Commuters add an extra 800 calories to their diets every week as a result of their journey to and from work, a new report has found.
Research from the Royal Society for Public Health (RSPH) suggests that people who commute for long periods of time are potentially “shortening their lives”.
Long commutes have been linked with increased stress, higher blood pressure and BMI, and reduced time available for health-promoting activities such as cooking, exercising and sleeping.
The average time spent commuting the the UK has increased in recent years to almost an hour a day.
According to the report, that polled 1,500 commuters, people who commute in London have an average journey of 79 minutes compared to just under 45 minutes for people living in Wales.
More than half of those surveyed (55%) reported increased stress levels, while more than two in five (41%) said they didn’t exercise as much as they used to. Meanwhile more than a third said they slept less.
Two in five (38%) said they spent less time preparing healthy meals and a third reported increased snacking (33%) or fast food consumption (29%).
Almost half (44%) said their commute meant they spent less time with family and friends.
To combat the health issues associated with long commutes, the RSPH has called for employers to increase flexible and home working.

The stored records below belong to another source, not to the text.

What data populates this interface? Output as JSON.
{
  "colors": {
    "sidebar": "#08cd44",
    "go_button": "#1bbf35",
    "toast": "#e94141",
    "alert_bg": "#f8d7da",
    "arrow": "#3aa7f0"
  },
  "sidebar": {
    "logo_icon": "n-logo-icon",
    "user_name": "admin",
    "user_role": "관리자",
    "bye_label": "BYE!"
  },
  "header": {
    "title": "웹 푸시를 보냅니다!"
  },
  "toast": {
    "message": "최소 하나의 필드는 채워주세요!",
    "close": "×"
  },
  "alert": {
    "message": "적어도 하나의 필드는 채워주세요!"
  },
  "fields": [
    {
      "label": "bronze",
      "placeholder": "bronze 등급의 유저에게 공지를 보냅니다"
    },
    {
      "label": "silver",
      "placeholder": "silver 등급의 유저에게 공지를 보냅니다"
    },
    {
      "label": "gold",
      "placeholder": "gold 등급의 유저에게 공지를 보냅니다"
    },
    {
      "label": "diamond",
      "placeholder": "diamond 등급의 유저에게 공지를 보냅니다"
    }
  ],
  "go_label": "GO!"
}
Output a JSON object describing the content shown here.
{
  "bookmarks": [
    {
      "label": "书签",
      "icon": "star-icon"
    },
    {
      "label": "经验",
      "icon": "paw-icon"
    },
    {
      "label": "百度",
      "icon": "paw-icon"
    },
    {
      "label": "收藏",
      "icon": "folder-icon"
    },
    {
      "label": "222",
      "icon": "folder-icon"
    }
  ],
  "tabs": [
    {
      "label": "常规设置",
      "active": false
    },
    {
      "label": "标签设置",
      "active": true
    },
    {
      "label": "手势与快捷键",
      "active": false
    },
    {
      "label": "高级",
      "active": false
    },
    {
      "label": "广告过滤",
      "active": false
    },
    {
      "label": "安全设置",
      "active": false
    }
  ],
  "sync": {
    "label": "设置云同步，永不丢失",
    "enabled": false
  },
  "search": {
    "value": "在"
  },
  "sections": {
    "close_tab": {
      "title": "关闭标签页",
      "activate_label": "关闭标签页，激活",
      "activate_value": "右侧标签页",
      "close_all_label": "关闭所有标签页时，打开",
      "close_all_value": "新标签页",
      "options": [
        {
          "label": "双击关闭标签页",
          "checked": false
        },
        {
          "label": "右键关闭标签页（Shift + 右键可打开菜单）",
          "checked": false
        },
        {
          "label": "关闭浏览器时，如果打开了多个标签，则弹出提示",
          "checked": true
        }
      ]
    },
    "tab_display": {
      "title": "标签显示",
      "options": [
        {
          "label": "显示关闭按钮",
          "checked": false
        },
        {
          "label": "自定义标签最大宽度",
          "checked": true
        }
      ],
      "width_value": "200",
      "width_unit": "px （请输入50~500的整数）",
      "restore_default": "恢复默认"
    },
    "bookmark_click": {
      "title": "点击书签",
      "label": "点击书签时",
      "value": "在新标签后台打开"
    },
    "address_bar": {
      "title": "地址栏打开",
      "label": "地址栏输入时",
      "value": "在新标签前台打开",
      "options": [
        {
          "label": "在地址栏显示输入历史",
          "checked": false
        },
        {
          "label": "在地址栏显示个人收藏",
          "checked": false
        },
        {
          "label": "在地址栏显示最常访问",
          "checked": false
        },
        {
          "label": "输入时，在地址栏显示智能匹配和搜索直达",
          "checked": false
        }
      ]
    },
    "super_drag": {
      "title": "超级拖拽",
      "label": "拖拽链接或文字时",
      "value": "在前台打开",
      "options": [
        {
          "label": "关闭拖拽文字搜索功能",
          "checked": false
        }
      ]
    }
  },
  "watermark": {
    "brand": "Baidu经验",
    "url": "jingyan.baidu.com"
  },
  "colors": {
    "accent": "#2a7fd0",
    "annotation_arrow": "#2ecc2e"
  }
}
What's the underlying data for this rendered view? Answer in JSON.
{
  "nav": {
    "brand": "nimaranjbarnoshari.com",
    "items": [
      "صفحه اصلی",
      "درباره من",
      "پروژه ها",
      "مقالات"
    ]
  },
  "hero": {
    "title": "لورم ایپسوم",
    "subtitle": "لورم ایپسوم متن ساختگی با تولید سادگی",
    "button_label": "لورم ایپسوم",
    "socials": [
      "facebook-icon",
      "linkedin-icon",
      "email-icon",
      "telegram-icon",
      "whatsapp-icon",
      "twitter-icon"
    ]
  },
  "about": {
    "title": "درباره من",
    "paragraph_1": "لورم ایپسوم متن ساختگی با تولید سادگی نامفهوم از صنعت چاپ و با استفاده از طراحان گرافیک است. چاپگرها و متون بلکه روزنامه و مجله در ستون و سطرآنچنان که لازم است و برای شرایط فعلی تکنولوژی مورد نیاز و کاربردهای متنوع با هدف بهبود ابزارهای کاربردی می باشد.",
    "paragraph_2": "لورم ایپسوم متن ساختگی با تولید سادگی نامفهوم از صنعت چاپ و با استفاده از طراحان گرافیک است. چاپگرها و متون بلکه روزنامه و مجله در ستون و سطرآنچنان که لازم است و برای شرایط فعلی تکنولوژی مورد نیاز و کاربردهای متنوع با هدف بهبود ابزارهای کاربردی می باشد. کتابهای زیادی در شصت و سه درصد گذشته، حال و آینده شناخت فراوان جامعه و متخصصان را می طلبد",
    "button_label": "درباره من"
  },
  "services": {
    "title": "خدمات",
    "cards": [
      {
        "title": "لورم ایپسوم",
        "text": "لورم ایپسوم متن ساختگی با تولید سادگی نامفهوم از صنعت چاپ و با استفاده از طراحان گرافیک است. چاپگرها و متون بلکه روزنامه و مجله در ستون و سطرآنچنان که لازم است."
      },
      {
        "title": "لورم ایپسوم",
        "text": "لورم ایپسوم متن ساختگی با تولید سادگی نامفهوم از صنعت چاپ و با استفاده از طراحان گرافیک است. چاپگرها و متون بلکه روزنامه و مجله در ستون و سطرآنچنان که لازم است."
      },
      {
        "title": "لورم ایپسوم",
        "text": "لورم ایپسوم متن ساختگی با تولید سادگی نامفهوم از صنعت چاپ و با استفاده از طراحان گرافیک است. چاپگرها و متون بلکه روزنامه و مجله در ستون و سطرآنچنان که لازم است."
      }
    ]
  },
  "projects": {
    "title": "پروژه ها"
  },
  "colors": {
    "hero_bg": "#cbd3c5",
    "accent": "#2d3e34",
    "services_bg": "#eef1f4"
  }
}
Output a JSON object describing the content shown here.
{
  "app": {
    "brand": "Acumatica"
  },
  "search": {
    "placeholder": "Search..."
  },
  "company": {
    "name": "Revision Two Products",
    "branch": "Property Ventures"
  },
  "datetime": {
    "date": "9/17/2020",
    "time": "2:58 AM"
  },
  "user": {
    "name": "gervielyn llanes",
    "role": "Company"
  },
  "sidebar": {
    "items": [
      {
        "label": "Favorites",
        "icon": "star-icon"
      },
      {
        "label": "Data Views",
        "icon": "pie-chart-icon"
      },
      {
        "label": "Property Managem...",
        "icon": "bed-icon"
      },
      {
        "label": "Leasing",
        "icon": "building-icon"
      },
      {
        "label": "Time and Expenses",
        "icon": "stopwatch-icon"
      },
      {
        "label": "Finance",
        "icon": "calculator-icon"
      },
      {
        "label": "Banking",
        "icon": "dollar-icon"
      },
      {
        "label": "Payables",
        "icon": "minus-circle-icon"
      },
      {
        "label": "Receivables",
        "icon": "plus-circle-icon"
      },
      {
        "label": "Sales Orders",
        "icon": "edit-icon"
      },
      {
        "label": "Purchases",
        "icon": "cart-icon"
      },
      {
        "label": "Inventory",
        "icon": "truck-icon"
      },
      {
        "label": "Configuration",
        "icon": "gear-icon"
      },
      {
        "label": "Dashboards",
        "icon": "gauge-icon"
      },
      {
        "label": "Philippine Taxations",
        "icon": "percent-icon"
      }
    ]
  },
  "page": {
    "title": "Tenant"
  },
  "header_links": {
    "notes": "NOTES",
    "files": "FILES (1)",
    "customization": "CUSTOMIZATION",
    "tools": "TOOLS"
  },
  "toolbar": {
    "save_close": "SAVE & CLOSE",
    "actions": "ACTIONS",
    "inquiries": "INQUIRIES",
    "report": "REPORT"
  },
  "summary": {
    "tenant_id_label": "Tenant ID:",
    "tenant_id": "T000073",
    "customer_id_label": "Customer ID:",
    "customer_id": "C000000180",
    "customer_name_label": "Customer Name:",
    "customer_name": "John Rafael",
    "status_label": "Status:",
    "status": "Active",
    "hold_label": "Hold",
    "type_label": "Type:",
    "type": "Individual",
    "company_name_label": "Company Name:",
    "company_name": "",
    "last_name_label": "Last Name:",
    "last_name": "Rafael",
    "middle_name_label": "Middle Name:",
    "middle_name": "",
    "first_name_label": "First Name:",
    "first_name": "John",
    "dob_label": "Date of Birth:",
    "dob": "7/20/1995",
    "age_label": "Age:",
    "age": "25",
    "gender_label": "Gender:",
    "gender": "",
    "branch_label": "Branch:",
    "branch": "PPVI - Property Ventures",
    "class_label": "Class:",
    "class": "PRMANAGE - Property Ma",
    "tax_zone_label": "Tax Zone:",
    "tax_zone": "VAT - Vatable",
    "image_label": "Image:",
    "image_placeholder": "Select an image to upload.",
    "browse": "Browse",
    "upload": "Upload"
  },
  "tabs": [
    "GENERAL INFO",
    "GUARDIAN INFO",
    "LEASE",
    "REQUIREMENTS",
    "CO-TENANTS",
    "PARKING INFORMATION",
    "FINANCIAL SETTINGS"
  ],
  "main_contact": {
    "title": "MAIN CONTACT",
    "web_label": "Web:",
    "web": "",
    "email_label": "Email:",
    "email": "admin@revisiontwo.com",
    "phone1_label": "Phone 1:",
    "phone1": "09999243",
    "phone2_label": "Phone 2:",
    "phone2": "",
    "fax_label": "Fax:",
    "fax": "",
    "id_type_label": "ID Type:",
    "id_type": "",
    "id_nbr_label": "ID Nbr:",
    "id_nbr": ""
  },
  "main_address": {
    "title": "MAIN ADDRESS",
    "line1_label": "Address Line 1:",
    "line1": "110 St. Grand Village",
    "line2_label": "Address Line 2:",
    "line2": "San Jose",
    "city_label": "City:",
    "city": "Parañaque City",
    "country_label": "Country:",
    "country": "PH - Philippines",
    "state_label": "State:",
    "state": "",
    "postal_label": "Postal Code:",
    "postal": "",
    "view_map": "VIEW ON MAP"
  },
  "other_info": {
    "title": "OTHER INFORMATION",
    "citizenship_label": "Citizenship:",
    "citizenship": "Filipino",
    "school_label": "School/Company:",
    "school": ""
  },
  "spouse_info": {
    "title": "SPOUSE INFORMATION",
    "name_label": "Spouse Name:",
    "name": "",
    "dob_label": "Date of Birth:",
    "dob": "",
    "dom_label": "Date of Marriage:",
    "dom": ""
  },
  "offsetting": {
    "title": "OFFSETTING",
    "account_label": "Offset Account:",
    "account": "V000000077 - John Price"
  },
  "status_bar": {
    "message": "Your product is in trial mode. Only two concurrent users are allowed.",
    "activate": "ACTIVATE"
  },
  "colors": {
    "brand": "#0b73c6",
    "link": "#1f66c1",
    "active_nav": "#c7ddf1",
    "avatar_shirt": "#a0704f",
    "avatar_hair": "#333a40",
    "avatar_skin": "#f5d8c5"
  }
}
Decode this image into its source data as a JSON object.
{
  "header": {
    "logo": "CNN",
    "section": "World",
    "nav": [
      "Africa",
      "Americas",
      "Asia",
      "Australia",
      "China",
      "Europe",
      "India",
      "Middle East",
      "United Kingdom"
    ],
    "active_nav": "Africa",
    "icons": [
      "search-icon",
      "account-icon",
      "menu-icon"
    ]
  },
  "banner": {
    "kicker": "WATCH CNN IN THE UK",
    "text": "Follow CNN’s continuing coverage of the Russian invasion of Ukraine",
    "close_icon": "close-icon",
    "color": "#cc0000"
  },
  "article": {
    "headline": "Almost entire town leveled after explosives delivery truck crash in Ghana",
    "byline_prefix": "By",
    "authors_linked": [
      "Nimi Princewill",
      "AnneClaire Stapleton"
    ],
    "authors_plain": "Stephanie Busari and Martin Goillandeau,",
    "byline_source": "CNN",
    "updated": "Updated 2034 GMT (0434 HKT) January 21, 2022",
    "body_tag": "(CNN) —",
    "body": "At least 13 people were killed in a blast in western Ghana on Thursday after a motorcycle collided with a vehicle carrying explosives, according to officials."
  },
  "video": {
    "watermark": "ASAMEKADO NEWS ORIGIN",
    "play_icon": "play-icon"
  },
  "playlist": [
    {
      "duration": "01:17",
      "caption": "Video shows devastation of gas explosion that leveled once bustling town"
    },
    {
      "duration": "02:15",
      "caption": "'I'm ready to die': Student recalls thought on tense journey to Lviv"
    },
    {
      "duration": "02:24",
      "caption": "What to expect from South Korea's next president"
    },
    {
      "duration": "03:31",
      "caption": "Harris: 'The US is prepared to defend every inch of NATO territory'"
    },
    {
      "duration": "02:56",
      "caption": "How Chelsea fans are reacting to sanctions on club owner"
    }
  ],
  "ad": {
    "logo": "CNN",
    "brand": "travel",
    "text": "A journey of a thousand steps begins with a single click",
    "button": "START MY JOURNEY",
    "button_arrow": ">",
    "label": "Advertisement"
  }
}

This, they said, will also ease the strain on the roads and rail network during rush hour.
It has also urged Network Rail to restrict the proliferation of junk food outlets in stations.
Nutritionist Charlotte Stirling-Reed said she wasn’t particularly surprised by the report’s findings. “It’s easy to see the obesogenic environment we are faced with on many journeys in and around London,”she told The Huffington Post UK.
“It’s something I’ve been trying to highlight for a while. When you’re stressed, tired or you’ve had a tough day, it’s even more difficult than usual to resist the lure of tasty, quick fix energy.
“Before you know it, that can very easily turn into a habit.”
Here she has suggested some healthy alternatives to junk food snacks while on-the-go:
Shirley Cramer, chief executive of RSPH, said: “For some of us the daily commute can be a pleasurable experience, giving time for reflection or an opportunity to relax; but for an increasing number of us it is having a damaging effect on our health and wellbeing.
“As the length of our commute increases this impact is getting worse, including by contributing to rising levels of stress, adding to our waistlines, or eating into time we could otherwise spend doing activities which enhance our health and wellbeing such as sleep, exercise or time spent with friends or family.
“Taking public transport should be encouraged and made as attractive as possible, so there needs to be greater consideration given to supporting passenger’s health and wellbeing.”
The RSPH is also encouraging commuters to tweet photos and videos of what makes their commutes unhealthy, from 24-26 August, using the hashtag #UnhealthyCommute.